Is inflation being aided and abetted by price-gouging?
The idea of exploiting inflation to create excessive profits has become known as greedflation—a concept that is typically polarizing.
“It is a convenient political meme,” says William Dickens, university distinguished professor of economics and public policy at Northeastern.
Inflation hit a 40-year high of 9.1% in June, and Dickens says the causes have little to do with greed.
“It’s exactly what an economist would expect to happen when there are supply shortages: A small change in the quantity of goods reaching the market can lead to a big change in prices in the right environment,” says Dickens, a former Brookings Institution fellow and consultant to central banks around the world.
Greedflation is fast becoming a partisan issue. Democrats are complaining about high profits by oil companies and other big corporations, while Republicans are pinning U.S. inflation on the current presidential administration.
“On the Republican side, they’re trying to blame everything on [President Joe] Biden, which is frankly absurd—all you have to do is look around the world and see all sorts of places that are experiencing the same type of inflation that is sometimes even worse than ours,” Dickens says. “And the Democratic response is something that fits with the ideology of the left wing of the party, which is that this is all bad behavior by businesses.”
In a conversation News@Northeastern, Dickens lays out the causes of inflation and why greed isn’t necessarily a driver of higher prices. His comments have been edited for brevity and clarity.
Is greedflation driving higher prices?
Maybe there’s some of that going on. But in general this is not some nefarious [plot where] all of a sudden people in business are trying to take advantage of consumers.
What is a more reasonable explanation for inflation?
For one thing, shipping containers and therefore imported goods are hard to come by—you’d expect that would mean that the prices of those goods would go up a lot, and that the profits of the companies selling those goods could go up a lot as a result.
The profit spikes will tend to be biggest for firms that have pricing power because they don’t have a lot of really strong competition and face markets where small changes in the quantity of goods available produce large price changes.
What do you make of the big profits that oil companies have been experiencing lately?
I’m not somebody who models petroleum markets. But the New York Fed does. And if you look at their supply-and-demand analysis that they publish twice monthly, you’ll see that they don’t have any trouble explaining the price increases in terms of changes in expected supply and expected demand. That to me says that the oil companies are probably not price-gouging—that this is the normal result when you have a restriction in supply in an industry where the price responds a great deal to even small changes in the quantities being offered.

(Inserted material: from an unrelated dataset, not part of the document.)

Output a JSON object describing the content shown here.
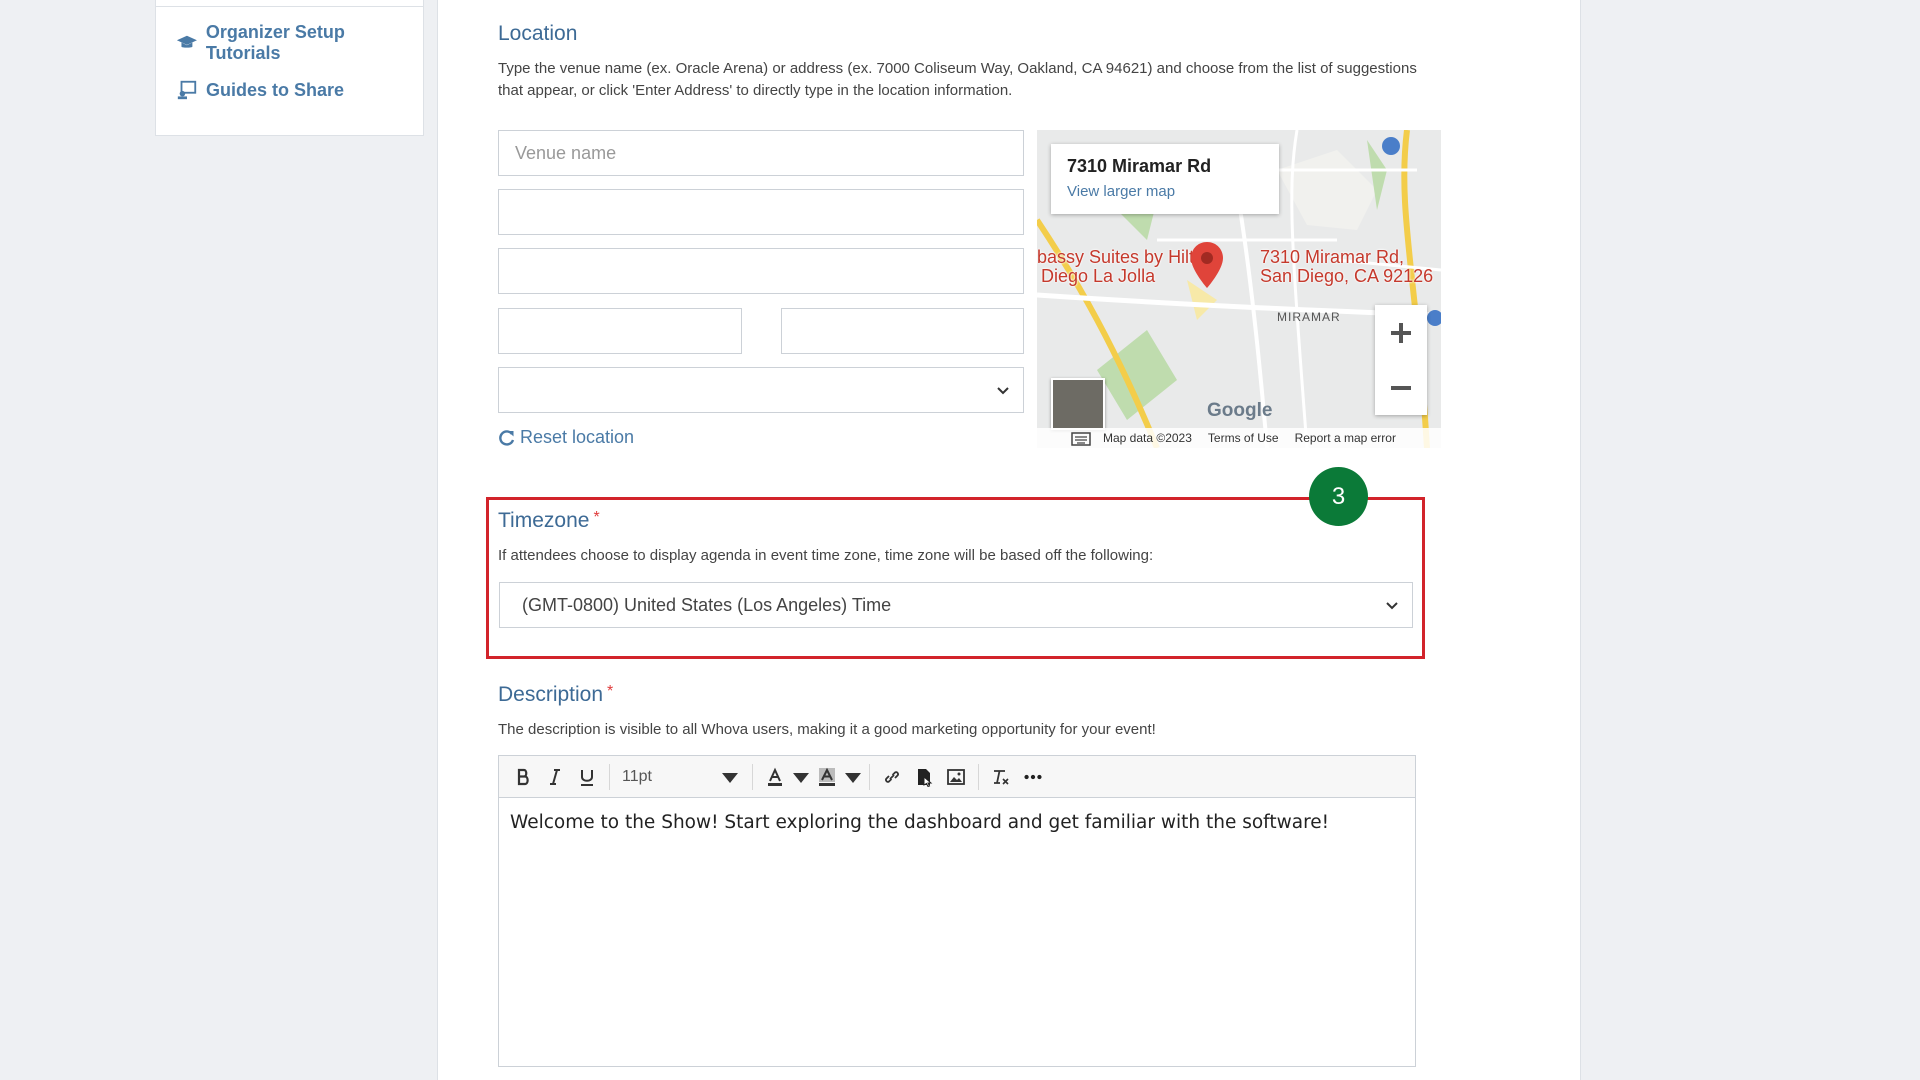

The restriction in supply has been caused by the embargo many countries have placed on Russian oil in retaliation for its invasion of Ukraine.
Are there cases of greedflation in the U.S. economy?
I wouldn’t be surprised if there were some people out there who are using the excuse of inflation [to raise prices].
There’s a concept in economics called “customer markets.” It holds that firms don’t like to raise prices because consumers get mad, and so if they’re in a situation where they feel they can raise prices, they’ll take advantage of it if they’ve had increases that have accumulated over a long time and their profit margins have been eroded. Then they’ll use the excuse to make up for past cost increases and also sometimes for expected future cost increases as well.
So the customer markets phenomena can lead to even bigger increases in prices than you might expect.
And of course a lot of industries are dependent on energy prices for a large part of their costs—like agricultural markets. When their costs go up, the price is going to have to be reflected. And so we’re seeing prices going up in the food sector.
Is there a way to mitigate rising prices?
Price controls got a bad name from the problems they caused when they were last used in the 1970s, but they might be more appropriate in the current environment.In the early ‘70s the inflation problem was mainly the result of excess demand caused by the Vietnam deficits and [Fed chairman] Arthur Burns’ irresponsible monetary policies. To the extent the problem today is caused by firms with market power, price controls could increase the amount of the goods that are offered.
When will inflation abate?
We do expect that a lot of the supply shortages are going to go away. The New York Fed has an ongoing analysis of supply chain disruptions and we’re seeing those decline.
If COVID-19 is passing and people are going back to restaurants and buying other services and entertainment, they’re not spending most of their money on manufactured goods. Then we would expect inflation to start coming down.
I expected it to start coming down already. But the increases in food prices, the increases in energy costs, the increases in labor costs—all of those things are feeding through the system. And so I expect to see inflation remain high for at least several more months.